● **SUPPLIED MATERIAL**:
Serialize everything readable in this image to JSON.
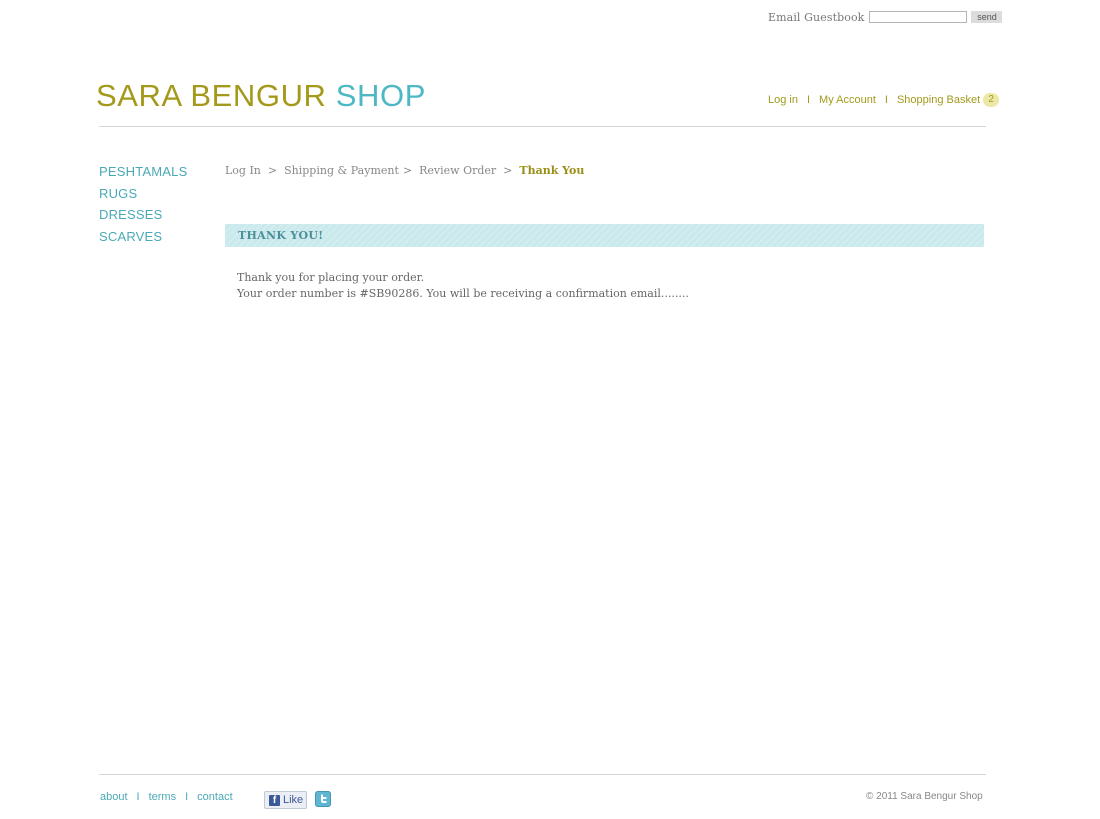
{
  "guestbook": {
    "label": "Email Guestbook",
    "input_value": "",
    "send_label": "send"
  },
  "logo": {
    "part1": "SARA BENGUR",
    "part2": "SHOP"
  },
  "account_nav": {
    "login": "Log in",
    "separator": "I",
    "my_account": "My Account",
    "basket": "Shopping Basket",
    "basket_count": "2"
  },
  "side_nav": {
    "items": [
      "PESHTAMALS",
      "RUGS",
      "DRESSES",
      "SCARVES"
    ]
  },
  "breadcrumb": {
    "steps": [
      "Log In",
      "Shipping & Payment",
      "Review Order",
      "Thank You"
    ],
    "separator": ">"
  },
  "banner": {
    "title": "THANK YOU!"
  },
  "message": {
    "line1": "Thank you for placing your order.",
    "line2": "Your order number is #SB90286. You will be receiving a confirmation email........"
  },
  "footer": {
    "links": [
      "about",
      "terms",
      "contact"
    ],
    "separator": "I",
    "like_label": "Like",
    "copyright": "© 2011 Sara Bengur Shop"
  },
  "colors": {
    "olive": "#a39a1c",
    "teal": "#4db8c4",
    "banner_bg": "#c9e9ec"
  },
  "icons": {
    "facebook": "facebook-like-icon",
    "twitter": "twitter-icon"
  }
}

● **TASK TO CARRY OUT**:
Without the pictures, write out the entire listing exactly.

● **EXERCISE RESPONSE**:
Serialize everything readable in this image to JSON.
{
  "guestbook": {
    "label": "Email Guestbook",
    "input_value": "",
    "send_label": "send"
  },
  "logo": {
    "part1": "SARA BENGUR",
    "part2": "SHOP"
  },
  "account_nav": {
    "login": "Log in",
    "separator": "I",
    "my_account": "My Account",
    "basket": "Shopping Basket",
    "basket_count": "2"
  },
  "side_nav": {
    "items": [
      "PESHTAMALS",
      "RUGS",
      "DRESSES",
      "SCARVES"
    ]
  },
  "breadcrumb": {
    "steps": [
      "Log In",
      "Shipping & Payment",
      "Review Order",
      "Thank You"
    ],
    "separator": ">"
  },
  "banner": {
    "title": "THANK YOU!"
  },
  "message": {
    "line1": "Thank you for placing your order.",
    "line2": "Your order number is #SB90286. You will be receiving a confirmation email........"
  },
  "footer": {
    "links": [
      "about",
      "terms",
      "contact"
    ],
    "separator": "I",
    "like_label": "Like",
    "copyright": "© 2011 Sara Bengur Shop"
  },
  "colors": {
    "olive": "#a39a1c",
    "teal": "#4db8c4",
    "banner_bg": "#c9e9ec"
  },
  "icons": {
    "facebook": "facebook-like-icon",
    "twitter": "twitter-icon"
  }
}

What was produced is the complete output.